The 7-to-1 ruling came in the case of James H. Praprotnik, a midlevel official in St. Louis, who claimed that he was wrongly transferred, demoted and then laid off because he successfully appealed an effort to suspend him for 15 days.
A jury absolved several of Praprotnik's superiors but found that the city had retaliated unconstitutionally against Praprotnik for exercising his First Amendment rights. In 1986, a federal appeals court upheld the verdict and award of $15,000 in damages.
The high court, in a plurality opinion by Justice Sandra Day O'Connor, reversed, saying that, to collect damages from the city, Praprotnik had to prove "the existence of an unconstitutional municipal policy" to retaliate against persons who won personnel appeals.
Yesterday's ruling in City of St. Louis v. Praprotnik is the court's fifth attempt since 1985 to define circumstances under which a city may be held liable for civil rights violations allegedly committed by its officials.
The court, with new Justice Anthony M. Kennedy not voting, again was unable to muster a five-vote majority for a single view, which makes it likely that the court will review it again.
But seven justices agreed that the appeals court ruling went too far in exposing a city to damage suits based on actions of officials who, while relatively senior supervisors, were not in the highest levels of policymaking for personnel matters.
O'Connor, joined by Chief Justice William H. Rehnquist and Justices Byron R. White and Antonin Scalia, said the city's final authority for personnel disputes was its Civil Service Commission, which has not ruled on some of Praprotnik's allegations.
Justice William J. Brennan Jr., joined by Justices Thurgood Marshall and Harry A. Blackmun, concurred, saying it appeared that any improper retaliatory actions were more an abuse of discretion by supervisors than official policy. But Brennan said O'Connor's view went too far, virtually closing the door to suits.

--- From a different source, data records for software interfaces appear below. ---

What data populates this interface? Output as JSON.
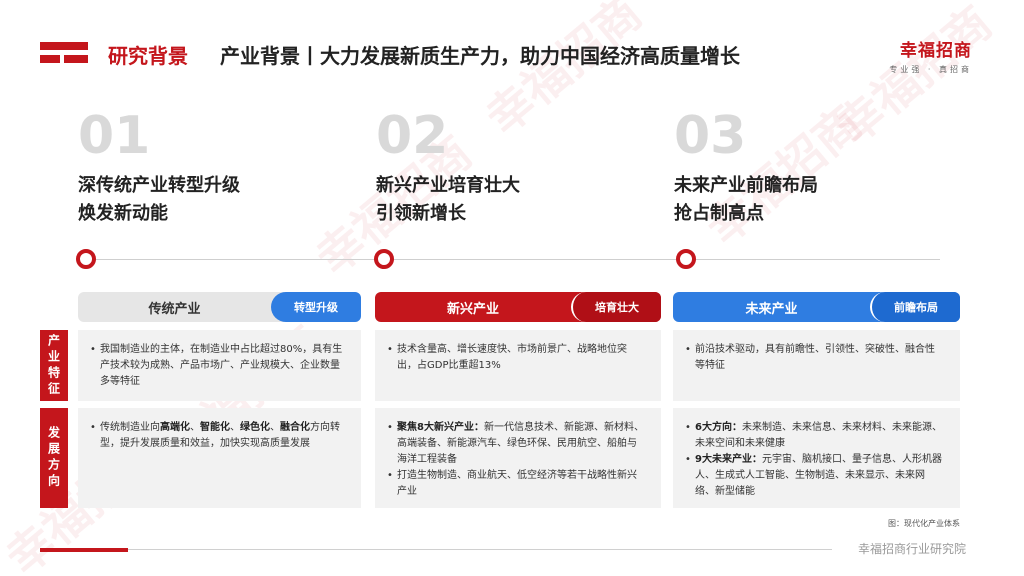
{
  "header": {
    "section_tag": "研究背景",
    "title": "产业背景丨大力发展新质生产力，助力中国经济高质量增长"
  },
  "brand": {
    "name": "幸福招商",
    "sub": "专业强 · 真招商",
    "color": "#c4161c"
  },
  "columns": [
    {
      "number": "01",
      "line1": "深传统产业转型升级",
      "line2": "焕发新动能"
    },
    {
      "number": "02",
      "line1": "新兴产业培育壮大",
      "line2": "引领新增长"
    },
    {
      "number": "03",
      "line1": "未来产业前瞻布局",
      "line2": "抢占制高点"
    }
  ],
  "pills": [
    {
      "label": "传统产业",
      "tag": "转型升级"
    },
    {
      "label": "新兴产业",
      "tag": "培育壮大"
    },
    {
      "label": "未来产业",
      "tag": "前瞻布局"
    }
  ],
  "row_labels": [
    "产业特征",
    "发展方向"
  ],
  "features": [
    "我国制造业的主体，在制造业中占比超过80%，具有生产技术较为成熟、产品市场广、产业规模大、企业数量多等特征",
    "技术含量高、增长速度快、市场前景广、战略地位突出，占GDP比重超13%",
    "前沿技术驱动，具有前瞻性、引领性、突破性、融合性等特征"
  ],
  "directions": {
    "traditional": {
      "prefix": "传统制造业向",
      "b1": "高端化",
      "s1": "、",
      "b2": "智能化",
      "s2": "、",
      "b3": "绿色化",
      "s3": "、",
      "b4": "融合化",
      "suffix": "方向转型，提升发展质量和效益，加快实现高质量发展"
    },
    "emerging": [
      {
        "bold": "聚焦8大新兴产业：",
        "text": "新一代信息技术、新能源、新材料、高端装备、新能源汽车、绿色环保、民用航空、船舶与海洋工程装备"
      },
      {
        "bold": "",
        "text": "打造生物制造、商业航天、低空经济等若干战略性新兴产业"
      }
    ],
    "future": [
      {
        "bold": "6大方向：",
        "text": "未来制造、未来信息、未来材料、未来能源、未来空间和未来健康"
      },
      {
        "bold": "9大未来产业：",
        "text": "元宇宙、脑机接口、量子信息、人形机器人、生成式人工智能、生物制造、未来显示、未来网络、新型储能"
      }
    ]
  },
  "caption": "图：现代化产业体系",
  "footer": "幸福招商行业研究院",
  "colors": {
    "accent_red": "#c4161c",
    "grey_pill": "#e6e6e6",
    "blue_pill": "#2f7de1",
    "cell_bg": "#f2f2f2"
  }
}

Justice John Paul Stevens, in dissent, said the city should be held liable because those who allegedly wronged Praprotnik included officials "directly under the mayor, agency heads and possibly the mayor himself."